; Ramallo 2010
; Ramallo and O’Rourke 2014
). O’Rourke and Ramallo
) and Ramallo
) suggest that neofalantes’ linguistic behaviour can contribute to the transformation of the sociolinguistic reality and characterise these speakers as proponents of social change, arguing for ‘neofalantismo’ as a social movement, with neofalantes an active minority, one in which “individuals or groups […] through their behaviour attempt to influence both the attitudes and practices of the majority and in doing so, bring about social change” (O’Rourke and Ramallo, p. 151).
Impressionistic descriptions of neofalantes’ speech have proposed that they use a Spanish-accented variety of Galician (Freixeiro Mato 2014
; González González 2008
; Ramallo 2010
), which has been referred to as ‘New Urban Galician’ (Novo galego urbano, Dubert García 2002
; González González 2008
; Regueira 1999a
; Vidal Figueroa 1997
). Tomé Lourido and Evans
) were the first to provide a detailed acoustic description of the variety of Galician used by neofalantes and also to examine potential differences in their perception of Galician with respect to other bilingual groups.
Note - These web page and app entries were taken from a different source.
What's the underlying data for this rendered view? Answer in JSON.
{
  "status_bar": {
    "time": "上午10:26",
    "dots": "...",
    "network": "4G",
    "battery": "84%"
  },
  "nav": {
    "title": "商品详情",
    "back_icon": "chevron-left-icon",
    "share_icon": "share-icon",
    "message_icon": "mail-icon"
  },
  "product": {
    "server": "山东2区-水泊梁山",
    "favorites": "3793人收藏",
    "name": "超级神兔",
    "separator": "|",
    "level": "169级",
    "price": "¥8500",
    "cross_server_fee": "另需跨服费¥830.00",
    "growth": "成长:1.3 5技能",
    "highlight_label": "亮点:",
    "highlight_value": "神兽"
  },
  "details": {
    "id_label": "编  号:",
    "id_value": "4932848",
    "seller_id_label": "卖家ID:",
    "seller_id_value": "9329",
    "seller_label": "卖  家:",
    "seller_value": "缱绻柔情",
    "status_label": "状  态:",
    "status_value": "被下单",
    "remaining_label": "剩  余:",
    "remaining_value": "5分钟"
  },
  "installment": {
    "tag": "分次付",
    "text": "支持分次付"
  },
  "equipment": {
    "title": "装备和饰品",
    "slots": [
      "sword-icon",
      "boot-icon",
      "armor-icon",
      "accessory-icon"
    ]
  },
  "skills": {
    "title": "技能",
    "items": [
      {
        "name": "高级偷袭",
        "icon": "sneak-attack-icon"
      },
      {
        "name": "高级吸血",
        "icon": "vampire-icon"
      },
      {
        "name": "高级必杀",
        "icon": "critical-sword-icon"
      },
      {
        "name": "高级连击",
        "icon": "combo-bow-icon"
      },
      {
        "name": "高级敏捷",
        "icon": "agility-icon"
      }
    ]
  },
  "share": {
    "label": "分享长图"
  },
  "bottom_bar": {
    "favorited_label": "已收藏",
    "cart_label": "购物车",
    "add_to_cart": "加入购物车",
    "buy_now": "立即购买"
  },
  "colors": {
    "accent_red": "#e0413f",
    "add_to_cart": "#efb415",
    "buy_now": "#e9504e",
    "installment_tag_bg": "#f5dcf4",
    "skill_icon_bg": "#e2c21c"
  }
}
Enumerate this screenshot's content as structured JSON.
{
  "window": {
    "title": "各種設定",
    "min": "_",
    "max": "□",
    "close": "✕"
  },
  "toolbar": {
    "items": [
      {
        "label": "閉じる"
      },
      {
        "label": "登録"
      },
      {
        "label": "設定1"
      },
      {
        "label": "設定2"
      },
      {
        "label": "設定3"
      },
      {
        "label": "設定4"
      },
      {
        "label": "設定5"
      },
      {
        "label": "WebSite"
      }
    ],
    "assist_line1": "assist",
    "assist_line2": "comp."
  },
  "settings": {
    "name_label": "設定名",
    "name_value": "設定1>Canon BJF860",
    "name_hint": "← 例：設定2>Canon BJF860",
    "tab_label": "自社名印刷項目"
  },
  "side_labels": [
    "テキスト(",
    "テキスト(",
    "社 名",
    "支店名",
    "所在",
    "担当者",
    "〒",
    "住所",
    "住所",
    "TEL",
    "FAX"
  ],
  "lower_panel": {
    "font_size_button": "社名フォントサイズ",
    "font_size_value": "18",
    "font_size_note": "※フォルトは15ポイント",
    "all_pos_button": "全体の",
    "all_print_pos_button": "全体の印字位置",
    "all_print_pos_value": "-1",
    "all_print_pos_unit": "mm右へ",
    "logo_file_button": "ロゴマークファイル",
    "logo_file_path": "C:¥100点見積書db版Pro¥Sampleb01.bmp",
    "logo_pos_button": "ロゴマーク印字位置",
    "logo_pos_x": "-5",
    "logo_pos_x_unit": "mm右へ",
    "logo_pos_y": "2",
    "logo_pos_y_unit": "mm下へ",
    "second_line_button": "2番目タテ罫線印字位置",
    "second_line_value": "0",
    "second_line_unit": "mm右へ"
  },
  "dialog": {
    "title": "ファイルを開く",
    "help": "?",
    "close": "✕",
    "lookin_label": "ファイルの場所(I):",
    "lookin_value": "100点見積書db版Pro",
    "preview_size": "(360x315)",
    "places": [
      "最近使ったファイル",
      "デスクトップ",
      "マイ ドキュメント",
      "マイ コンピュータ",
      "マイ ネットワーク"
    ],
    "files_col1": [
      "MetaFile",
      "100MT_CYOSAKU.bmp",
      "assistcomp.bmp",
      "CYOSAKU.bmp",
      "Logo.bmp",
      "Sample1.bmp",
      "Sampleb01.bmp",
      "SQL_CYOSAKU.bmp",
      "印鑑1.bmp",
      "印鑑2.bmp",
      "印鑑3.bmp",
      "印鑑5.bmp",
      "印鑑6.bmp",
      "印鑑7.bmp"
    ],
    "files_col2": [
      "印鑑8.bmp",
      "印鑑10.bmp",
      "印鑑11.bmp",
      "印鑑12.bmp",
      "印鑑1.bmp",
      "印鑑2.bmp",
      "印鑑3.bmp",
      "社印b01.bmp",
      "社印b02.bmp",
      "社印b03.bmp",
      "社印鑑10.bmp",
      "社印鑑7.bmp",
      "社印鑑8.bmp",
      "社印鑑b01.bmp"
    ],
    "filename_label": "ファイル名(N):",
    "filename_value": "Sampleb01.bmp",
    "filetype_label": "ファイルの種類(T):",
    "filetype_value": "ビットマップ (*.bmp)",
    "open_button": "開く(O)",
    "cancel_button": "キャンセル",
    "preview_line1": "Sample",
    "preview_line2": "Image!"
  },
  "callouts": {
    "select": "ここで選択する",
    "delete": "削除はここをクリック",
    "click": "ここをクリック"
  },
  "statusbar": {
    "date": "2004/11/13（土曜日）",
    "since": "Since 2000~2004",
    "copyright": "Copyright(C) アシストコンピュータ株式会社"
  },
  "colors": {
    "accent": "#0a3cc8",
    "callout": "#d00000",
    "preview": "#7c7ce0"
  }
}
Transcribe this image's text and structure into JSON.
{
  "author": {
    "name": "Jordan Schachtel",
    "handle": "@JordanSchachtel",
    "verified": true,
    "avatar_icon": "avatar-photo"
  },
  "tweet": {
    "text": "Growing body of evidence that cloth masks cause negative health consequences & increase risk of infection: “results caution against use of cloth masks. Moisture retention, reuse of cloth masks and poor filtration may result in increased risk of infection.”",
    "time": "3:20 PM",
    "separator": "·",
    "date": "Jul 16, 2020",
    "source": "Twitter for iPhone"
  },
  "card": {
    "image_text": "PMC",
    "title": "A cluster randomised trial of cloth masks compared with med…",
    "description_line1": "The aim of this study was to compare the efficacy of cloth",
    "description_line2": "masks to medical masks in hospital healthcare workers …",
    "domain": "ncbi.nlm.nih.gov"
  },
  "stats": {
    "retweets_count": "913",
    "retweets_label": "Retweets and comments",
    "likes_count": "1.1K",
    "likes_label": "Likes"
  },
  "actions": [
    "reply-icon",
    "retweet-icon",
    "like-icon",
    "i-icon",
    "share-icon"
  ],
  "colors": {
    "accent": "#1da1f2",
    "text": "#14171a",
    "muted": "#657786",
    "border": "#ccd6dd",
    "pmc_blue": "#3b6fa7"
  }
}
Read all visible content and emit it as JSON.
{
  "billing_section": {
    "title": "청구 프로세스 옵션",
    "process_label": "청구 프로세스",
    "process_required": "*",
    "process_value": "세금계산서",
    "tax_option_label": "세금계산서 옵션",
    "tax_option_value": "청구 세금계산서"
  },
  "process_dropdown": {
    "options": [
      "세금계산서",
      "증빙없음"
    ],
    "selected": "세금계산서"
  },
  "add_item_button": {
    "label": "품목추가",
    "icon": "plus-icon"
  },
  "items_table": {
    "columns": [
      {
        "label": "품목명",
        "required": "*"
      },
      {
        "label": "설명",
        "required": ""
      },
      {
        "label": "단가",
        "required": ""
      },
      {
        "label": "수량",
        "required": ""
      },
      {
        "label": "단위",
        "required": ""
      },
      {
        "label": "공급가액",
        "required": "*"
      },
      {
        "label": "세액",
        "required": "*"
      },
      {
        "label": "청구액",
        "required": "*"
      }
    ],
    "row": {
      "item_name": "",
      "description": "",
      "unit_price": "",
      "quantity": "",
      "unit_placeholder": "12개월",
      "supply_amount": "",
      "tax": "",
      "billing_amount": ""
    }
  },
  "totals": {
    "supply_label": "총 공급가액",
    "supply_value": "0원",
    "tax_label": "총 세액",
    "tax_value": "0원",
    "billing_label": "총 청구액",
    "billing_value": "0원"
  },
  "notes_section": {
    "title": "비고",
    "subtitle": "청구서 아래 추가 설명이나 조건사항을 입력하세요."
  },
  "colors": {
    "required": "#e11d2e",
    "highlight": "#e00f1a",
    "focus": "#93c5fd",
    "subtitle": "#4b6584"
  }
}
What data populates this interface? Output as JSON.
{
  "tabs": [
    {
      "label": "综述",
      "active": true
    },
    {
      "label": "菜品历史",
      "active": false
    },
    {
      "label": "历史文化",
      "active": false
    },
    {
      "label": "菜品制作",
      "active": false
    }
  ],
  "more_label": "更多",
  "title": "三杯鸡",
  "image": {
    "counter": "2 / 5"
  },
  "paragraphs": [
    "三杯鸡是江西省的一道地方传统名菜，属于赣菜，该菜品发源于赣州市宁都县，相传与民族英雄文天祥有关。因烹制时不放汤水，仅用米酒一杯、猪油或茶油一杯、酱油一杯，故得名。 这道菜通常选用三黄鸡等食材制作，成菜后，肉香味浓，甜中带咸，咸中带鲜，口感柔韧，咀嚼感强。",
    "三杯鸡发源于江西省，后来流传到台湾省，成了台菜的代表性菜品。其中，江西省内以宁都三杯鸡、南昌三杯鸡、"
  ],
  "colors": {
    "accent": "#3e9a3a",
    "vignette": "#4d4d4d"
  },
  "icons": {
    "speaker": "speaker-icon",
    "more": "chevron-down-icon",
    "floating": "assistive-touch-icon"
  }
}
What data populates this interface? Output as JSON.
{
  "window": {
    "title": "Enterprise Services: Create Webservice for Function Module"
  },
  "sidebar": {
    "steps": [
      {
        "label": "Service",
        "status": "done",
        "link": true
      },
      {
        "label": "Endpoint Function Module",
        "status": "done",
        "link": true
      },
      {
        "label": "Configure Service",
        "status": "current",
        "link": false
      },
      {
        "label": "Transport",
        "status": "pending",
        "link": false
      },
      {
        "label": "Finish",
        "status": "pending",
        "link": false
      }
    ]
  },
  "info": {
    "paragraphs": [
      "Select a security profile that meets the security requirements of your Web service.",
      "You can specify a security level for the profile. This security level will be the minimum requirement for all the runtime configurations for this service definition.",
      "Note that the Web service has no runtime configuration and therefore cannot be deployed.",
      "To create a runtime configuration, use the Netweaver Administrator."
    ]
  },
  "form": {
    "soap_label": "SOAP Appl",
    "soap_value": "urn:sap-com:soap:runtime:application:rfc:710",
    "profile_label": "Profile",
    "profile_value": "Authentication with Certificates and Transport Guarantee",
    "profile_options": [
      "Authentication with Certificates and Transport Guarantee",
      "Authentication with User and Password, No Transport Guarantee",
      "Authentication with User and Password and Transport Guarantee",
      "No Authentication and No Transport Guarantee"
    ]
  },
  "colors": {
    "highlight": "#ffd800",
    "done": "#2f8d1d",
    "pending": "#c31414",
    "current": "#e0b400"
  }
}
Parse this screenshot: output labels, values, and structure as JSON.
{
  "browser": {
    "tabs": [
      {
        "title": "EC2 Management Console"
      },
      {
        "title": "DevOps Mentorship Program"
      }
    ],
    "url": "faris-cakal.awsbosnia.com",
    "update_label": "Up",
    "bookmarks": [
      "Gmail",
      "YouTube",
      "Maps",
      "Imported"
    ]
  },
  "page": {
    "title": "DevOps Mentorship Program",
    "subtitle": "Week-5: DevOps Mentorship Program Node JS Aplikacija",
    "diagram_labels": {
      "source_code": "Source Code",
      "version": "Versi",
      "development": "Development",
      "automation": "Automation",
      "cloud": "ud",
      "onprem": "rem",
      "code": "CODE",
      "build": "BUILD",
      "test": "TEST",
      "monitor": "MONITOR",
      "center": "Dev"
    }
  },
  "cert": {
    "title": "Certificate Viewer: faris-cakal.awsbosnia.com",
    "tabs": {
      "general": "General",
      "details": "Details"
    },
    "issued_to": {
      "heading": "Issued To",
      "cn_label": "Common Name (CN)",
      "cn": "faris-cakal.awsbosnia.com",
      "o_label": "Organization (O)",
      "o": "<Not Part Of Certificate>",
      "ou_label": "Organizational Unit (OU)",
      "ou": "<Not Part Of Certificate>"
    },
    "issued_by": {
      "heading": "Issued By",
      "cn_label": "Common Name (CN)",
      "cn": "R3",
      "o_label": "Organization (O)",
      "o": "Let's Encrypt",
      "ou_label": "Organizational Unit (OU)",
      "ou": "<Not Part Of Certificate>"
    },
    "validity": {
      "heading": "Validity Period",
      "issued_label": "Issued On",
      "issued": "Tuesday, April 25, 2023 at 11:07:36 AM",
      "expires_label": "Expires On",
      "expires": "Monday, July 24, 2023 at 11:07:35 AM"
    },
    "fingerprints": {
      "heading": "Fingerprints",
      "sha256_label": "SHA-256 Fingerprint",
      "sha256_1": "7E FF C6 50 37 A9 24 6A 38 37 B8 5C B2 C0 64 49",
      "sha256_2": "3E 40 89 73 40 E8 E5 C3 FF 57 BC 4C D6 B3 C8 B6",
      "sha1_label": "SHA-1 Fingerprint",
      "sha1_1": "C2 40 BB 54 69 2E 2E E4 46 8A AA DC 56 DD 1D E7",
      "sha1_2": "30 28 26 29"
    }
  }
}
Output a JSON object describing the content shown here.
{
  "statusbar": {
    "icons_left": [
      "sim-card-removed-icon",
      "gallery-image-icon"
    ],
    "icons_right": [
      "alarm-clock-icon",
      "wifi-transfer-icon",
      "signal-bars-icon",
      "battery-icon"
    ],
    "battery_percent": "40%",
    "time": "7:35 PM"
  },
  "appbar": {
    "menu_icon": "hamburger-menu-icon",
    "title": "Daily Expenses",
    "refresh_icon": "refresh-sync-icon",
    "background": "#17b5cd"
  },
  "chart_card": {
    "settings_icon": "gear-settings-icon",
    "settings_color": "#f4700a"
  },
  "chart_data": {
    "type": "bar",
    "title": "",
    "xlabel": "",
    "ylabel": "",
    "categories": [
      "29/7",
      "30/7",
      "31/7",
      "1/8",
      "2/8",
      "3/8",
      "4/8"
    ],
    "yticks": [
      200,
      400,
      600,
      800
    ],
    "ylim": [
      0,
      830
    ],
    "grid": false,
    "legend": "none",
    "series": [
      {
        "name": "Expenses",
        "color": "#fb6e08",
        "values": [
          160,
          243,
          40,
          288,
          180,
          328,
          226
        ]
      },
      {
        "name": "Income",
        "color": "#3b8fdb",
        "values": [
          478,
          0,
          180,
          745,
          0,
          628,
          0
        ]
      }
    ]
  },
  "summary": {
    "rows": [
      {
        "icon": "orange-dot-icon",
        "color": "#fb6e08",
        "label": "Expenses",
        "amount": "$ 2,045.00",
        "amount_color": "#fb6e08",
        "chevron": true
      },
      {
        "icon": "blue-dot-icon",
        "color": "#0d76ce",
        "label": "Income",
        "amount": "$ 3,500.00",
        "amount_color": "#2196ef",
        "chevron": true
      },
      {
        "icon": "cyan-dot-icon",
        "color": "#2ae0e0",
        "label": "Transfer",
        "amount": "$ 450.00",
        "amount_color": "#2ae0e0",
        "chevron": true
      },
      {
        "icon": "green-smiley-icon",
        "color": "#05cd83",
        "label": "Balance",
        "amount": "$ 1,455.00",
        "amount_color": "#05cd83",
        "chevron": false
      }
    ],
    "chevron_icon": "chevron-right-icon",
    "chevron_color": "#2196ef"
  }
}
Neofalantes in this study were early bilinguals who changed from being dominant in Spanish to speaking Galician almost exclusively in adolescence for ideological, political or socio-cultural reasons. A series of studies examined three variables which differ in Galician and Spanish: Galician mid-vowel contrasts /ε e/ and /ɔ o/, which are not contrastive in Spanish; the Galician contrast sibilant fricative contrast /s ʃ/, where Spanish only has /s/; and the reduction of word-final vowels, a Galician-specific feature. Neofalantes were compared to two early bilingual groups of Galician-dominant and Spanish-dominant speakers. For vowels, the perception tasks revealed that neofalantes’ performance on a mid-vowel identification task was not different from that of Spanish-dominants and was poorer than that of Galician-dominant listeners. For the fricative contrast, though the three groups had a categorical contrast between the two sibilants, Galician-dominants had an earlier boundary than both neofalantes and Spanish-dominant groups. In production, neofalantes also patterned with Spanish-dominant speakers in their realisation of mid vowels, neutralising the contrast, and sibilant fricatives, producing a smaller contrast than that of Galician-dominants. However, they patterned with Galician-dominants in the production of reduced final vowels, exhibiting a hybrid variety made up of a combination of traditional Galician and Spanish features.
What is yet to be established is whether Galician listeners can identify the neofalantes’ accent as a distinctive variety in the community, i.e., whether a particular set of linguistic features have become associated with the label. Agha
(2003, p. 231
) proposed the term ‘enregisterment’ to describe the “processes through which a linguistic repertoire becomes differentiable within a language as a socially recognized register of forms” (see also Silverstein 2003
). Since then, this term has been also used to describe the emergence of new accents. For example, Johnstone et al.
) and Johnstone and Kiesling
) investigated how a set of linguistic features which were not noticed by listeners at first, became linked to socio-economic class, then associated with a region and ‘enregistered’ as a dialect called ‘Pittsburghese’, spoken in the United States. In this case, the linguistic features associated with ‘Pittsburghese’ were highly enregistered, as they were overtly linked to specific sociolinguistic spaces and discussed in metalinguistic commentary. Although Tomé Lourido and Evans
) found no evidence that neofalantes produced phonetic features which were distinctively different from those of Galician- and Spanish- dominant bilinguals, it is possible that listeners in the community use other features not measured in that study to identify the neofalantes variety. The current study sets out to investigate this question using an accent identification task.